Each group studied these scenarios, elected a White House Press Secretary, and came to our session with McCurry excited and prepared. McCurry role-played the sometimes-vitriolic White House press corps, peppering each Press Secretary with tough, pointed, and aggressive questions for about ten minutes each.
Following each “performance,” McCurry offered both praise and advice. He also offered his “Five C’s” (read about them here) and some thoughts on the ethics of being a Press Secretary. (For example, how does one balance one’s personal views with the President’s?) During the Q and A period that followed, he offered a particularly poignant take on serving as State Department spokesperson during the Rwanda crisis.
On Friday the students put their on-the-spot skills to the test in a culminating crisis simulation. Complete with video clips, top-secret intelligence, high level negotiations, faculty role-playing, and many lessons learned, the simulation is always a highlight of the term. Each student played a different essential role in the Executive Branch, with ample opportunity to save or end lives.

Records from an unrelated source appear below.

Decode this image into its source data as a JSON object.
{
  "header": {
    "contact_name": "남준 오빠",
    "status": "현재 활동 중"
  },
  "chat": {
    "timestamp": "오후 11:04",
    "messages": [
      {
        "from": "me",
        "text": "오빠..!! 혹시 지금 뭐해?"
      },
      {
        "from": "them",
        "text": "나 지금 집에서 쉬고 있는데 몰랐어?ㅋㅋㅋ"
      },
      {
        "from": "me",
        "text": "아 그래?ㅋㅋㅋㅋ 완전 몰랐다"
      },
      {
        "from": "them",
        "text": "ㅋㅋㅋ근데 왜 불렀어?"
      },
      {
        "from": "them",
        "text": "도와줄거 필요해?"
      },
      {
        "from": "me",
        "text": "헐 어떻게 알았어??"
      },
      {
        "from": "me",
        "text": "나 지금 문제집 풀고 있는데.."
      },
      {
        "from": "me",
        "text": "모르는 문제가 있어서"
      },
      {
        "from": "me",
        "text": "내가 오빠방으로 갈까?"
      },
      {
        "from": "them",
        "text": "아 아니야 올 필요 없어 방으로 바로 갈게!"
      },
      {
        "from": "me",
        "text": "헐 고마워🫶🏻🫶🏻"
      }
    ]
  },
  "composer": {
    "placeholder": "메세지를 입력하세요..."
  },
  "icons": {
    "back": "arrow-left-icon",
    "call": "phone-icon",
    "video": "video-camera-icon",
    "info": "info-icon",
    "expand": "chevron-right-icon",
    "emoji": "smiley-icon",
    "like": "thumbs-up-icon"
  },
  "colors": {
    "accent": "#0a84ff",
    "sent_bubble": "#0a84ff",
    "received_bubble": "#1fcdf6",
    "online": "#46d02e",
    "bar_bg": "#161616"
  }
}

Though we can’t give details of the actual crisis (some elements may be repeated in future semesters!), it was wonderful to see the students collaborate and make difficult decisions under pressure.
After a final journal reading on Saturday afternoon, the students had time for some fun before plunging into preparation for finals (and final projects): they planned and took part in an anti-prom of sorts, which they dubbed “pram.”
One more week! It is hard to believe how fast the spring has gone.